→ **Action item**:
Return each line of the material verbatim.
** Records follows **
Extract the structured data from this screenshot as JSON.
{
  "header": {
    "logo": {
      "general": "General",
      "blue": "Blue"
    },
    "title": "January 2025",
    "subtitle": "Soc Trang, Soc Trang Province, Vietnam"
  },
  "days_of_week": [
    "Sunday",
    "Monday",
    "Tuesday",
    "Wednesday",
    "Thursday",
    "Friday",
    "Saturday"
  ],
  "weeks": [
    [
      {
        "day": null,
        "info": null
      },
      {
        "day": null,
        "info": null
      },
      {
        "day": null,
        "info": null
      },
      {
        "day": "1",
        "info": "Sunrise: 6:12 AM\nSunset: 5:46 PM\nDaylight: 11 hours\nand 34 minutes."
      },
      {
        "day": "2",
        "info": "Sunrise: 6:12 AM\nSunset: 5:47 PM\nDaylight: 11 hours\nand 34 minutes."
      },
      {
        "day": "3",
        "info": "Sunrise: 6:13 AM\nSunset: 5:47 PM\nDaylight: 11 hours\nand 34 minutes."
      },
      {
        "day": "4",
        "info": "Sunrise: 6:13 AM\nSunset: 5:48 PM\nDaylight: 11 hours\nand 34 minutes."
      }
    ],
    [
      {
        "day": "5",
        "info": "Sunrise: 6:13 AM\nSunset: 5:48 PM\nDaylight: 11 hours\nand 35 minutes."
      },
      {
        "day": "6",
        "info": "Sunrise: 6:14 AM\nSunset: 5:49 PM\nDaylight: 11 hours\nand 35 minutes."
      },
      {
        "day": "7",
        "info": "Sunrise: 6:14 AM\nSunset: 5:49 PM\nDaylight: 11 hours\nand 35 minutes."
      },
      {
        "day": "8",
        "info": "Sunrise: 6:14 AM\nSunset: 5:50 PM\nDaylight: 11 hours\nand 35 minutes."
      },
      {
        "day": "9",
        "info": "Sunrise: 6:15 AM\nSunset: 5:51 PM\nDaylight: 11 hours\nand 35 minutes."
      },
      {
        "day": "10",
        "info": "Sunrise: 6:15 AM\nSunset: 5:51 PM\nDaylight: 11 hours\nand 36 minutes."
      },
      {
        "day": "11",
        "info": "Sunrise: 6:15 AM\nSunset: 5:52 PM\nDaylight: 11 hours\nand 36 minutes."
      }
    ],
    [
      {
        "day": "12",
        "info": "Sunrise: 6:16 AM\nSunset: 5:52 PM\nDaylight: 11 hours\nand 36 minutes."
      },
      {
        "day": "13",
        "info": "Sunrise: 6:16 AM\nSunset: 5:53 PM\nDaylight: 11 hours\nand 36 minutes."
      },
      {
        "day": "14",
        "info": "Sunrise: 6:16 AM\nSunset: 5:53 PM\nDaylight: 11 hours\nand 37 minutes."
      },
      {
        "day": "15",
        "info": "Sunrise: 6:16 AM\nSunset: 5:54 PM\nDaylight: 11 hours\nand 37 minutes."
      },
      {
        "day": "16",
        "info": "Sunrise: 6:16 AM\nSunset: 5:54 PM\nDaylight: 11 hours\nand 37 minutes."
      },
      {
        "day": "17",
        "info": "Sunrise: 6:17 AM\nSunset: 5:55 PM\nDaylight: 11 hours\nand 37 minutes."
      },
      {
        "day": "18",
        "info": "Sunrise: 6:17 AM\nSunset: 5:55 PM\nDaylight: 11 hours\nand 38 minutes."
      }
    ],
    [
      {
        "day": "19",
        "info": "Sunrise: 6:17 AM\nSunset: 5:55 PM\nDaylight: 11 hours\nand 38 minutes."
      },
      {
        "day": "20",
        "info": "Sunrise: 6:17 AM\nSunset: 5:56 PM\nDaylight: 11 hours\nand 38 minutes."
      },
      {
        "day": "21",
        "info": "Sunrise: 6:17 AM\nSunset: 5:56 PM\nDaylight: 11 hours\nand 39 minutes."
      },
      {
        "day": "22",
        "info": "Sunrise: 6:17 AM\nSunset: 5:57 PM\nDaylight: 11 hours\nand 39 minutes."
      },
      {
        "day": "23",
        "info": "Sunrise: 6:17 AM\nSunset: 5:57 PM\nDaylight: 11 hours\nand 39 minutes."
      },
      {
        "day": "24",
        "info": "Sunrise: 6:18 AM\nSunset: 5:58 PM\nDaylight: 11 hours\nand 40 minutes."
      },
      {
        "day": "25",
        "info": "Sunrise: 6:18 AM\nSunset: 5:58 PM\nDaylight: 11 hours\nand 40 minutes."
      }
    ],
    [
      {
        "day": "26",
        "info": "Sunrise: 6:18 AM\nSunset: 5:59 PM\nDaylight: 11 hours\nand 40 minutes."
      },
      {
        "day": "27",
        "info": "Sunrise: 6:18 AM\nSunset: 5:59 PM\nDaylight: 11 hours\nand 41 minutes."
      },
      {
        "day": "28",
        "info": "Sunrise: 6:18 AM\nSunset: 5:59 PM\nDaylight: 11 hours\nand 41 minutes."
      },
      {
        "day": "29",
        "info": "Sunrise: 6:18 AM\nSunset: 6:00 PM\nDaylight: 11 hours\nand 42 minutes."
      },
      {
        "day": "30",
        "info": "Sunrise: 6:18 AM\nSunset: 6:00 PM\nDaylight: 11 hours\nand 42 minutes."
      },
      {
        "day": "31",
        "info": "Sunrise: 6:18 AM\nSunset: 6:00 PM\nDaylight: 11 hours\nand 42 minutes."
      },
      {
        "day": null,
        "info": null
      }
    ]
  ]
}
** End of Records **
→ **Answer for this exercise**:
Extract the structured data from this screenshot as JSON.
{
  "header": {
    "logo": {
      "general": "General",
      "blue": "Blue"
    },
    "title": "January 2025",
    "subtitle": "Soc Trang, Soc Trang Province, Vietnam"
  },
  "days_of_week": [
    "Sunday",
    "Monday",
    "Tuesday",
    "Wednesday",
    "Thursday",
    "Friday",
    "Saturday"
  ],
  "weeks": [
    [
      {
        "day": null,
        "info": null
      },
      {
        "day": null,
        "info": null
      },
      {
        "day": null,
        "info": null
      },
      {
        "day": "1",
        "info": "Sunrise: 6:12 AM\nSunset: 5:46 PM\nDaylight: 11 hours\nand 34 minutes."
      },
      {
        "day": "2",
        "info": "Sunrise: 6:12 AM\nSunset: 5:47 PM\nDaylight: 11 hours\nand 34 minutes."
      },
      {
        "day": "3",
        "info": "Sunrise: 6:13 AM\nSunset: 5:47 PM\nDaylight: 11 hours\nand 34 minutes."
      },
      {
        "day": "4",
        "info": "Sunrise: 6:13 AM\nSunset: 5:48 PM\nDaylight: 11 hours\nand 34 minutes."
      }
    ],
    [
      {
        "day": "5",
        "info": "Sunrise: 6:13 AM\nSunset: 5:48 PM\nDaylight: 11 hours\nand 35 minutes."
      },
      {
        "day": "6",
        "info": "Sunrise: 6:14 AM\nSunset: 5:49 PM\nDaylight: 11 hours\nand 35 minutes."
      },
      {
        "day": "7",
        "info": "Sunrise: 6:14 AM\nSunset: 5:49 PM\nDaylight: 11 hours\nand 35 minutes."
      },
      {
        "day": "8",
        "info": "Sunrise: 6:14 AM\nSunset: 5:50 PM\nDaylight: 11 hours\nand 35 minutes."
      },
      {
        "day": "9",
        "info": "Sunrise: 6:15 AM\nSunset: 5:51 PM\nDaylight: 11 hours\nand 35 minutes."
      },
      {
        "day": "10",
        "info": "Sunrise: 6:15 AM\nSunset: 5:51 PM\nDaylight: 11 hours\nand 36 minutes."
      },
      {
        "day": "11",
        "info": "Sunrise: 6:15 AM\nSunset: 5:52 PM\nDaylight: 11 hours\nand 36 minutes."
      }
    ],
    [
      {
        "day": "12",
        "info": "Sunrise: 6:16 AM\nSunset: 5:52 PM\nDaylight: 11 hours\nand 36 minutes."
      },
      {
        "day": "13",
        "info": "Sunrise: 6:16 AM\nSunset: 5:53 PM\nDaylight: 11 hours\nand 36 minutes."
      },
      {
        "day": "14",
        "info": "Sunrise: 6:16 AM\nSunset: 5:53 PM\nDaylight: 11 hours\nand 37 minutes."
      },
      {
        "day": "15",
        "info": "Sunrise: 6:16 AM\nSunset: 5:54 PM\nDaylight: 11 hours\nand 37 minutes."
      },
      {
        "day": "16",
        "info": "Sunrise: 6:16 AM\nSunset: 5:54 PM\nDaylight: 11 hours\nand 37 minutes."
      },
      {
        "day": "17",
        "info": "Sunrise: 6:17 AM\nSunset: 5:55 PM\nDaylight: 11 hours\nand 37 minutes."
      },
      {
        "day": "18",
        "info": "Sunrise: 6:17 AM\nSunset: 5:55 PM\nDaylight: 11 hours\nand 38 minutes."
      }
    ],
    [
      {
        "day": "19",
        "info": "Sunrise: 6:17 AM\nSunset: 5:55 PM\nDaylight: 11 hours\nand 38 minutes."
      },
      {
        "day": "20",
        "info": "Sunrise: 6:17 AM\nSunset: 5:56 PM\nDaylight: 11 hours\nand 38 minutes."
      },
      {
        "day": "21",
        "info": "Sunrise: 6:17 AM\nSunset: 5:56 PM\nDaylight: 11 hours\nand 39 minutes."
      },
      {
        "day": "22",
        "info": "Sunrise: 6:17 AM\nSunset: 5:57 PM\nDaylight: 11 hours\nand 39 minutes."
      },
      {
        "day": "23",
        "info": "Sunrise: 6:17 AM\nSunset: 5:57 PM\nDaylight: 11 hours\nand 39 minutes."
      },
      {
        "day": "24",
        "info": "Sunrise: 6:18 AM\nSunset: 5:58 PM\nDaylight: 11 hours\nand 40 minutes."
      },
      {
        "day": "25",
        "info": "Sunrise: 6:18 AM\nSunset: 5:58 PM\nDaylight: 11 hours\nand 40 minutes."
      }
    ],
    [
      {
        "day": "26",
        "info": "Sunrise: 6:18 AM\nSunset: 5:59 PM\nDaylight: 11 hours\nand 40 minutes."
      },
      {
        "day": "27",
        "info": "Sunrise: 6:18 AM\nSunset: 5:59 PM\nDaylight: 11 hours\nand 41 minutes."
      },
      {
        "day": "28",
        "info": "Sunrise: 6:18 AM\nSunset: 5:59 PM\nDaylight: 11 hours\nand 41 minutes."
      },
      {
        "day": "29",
        "info": "Sunrise: 6:18 AM\nSunset: 6:00 PM\nDaylight: 11 hours\nand 42 minutes."
      },
      {
        "day": "30",
        "info": "Sunrise: 6:18 AM\nSunset: 6:00 PM\nDaylight: 11 hours\nand 42 minutes."
      },
      {
        "day": "31",
        "info": "Sunrise: 6:18 AM\nSunset: 6:00 PM\nDaylight: 11 hours\nand 42 minutes."
      },
      {
        "day": null,
        "info": null
      }
    ]
  ]
}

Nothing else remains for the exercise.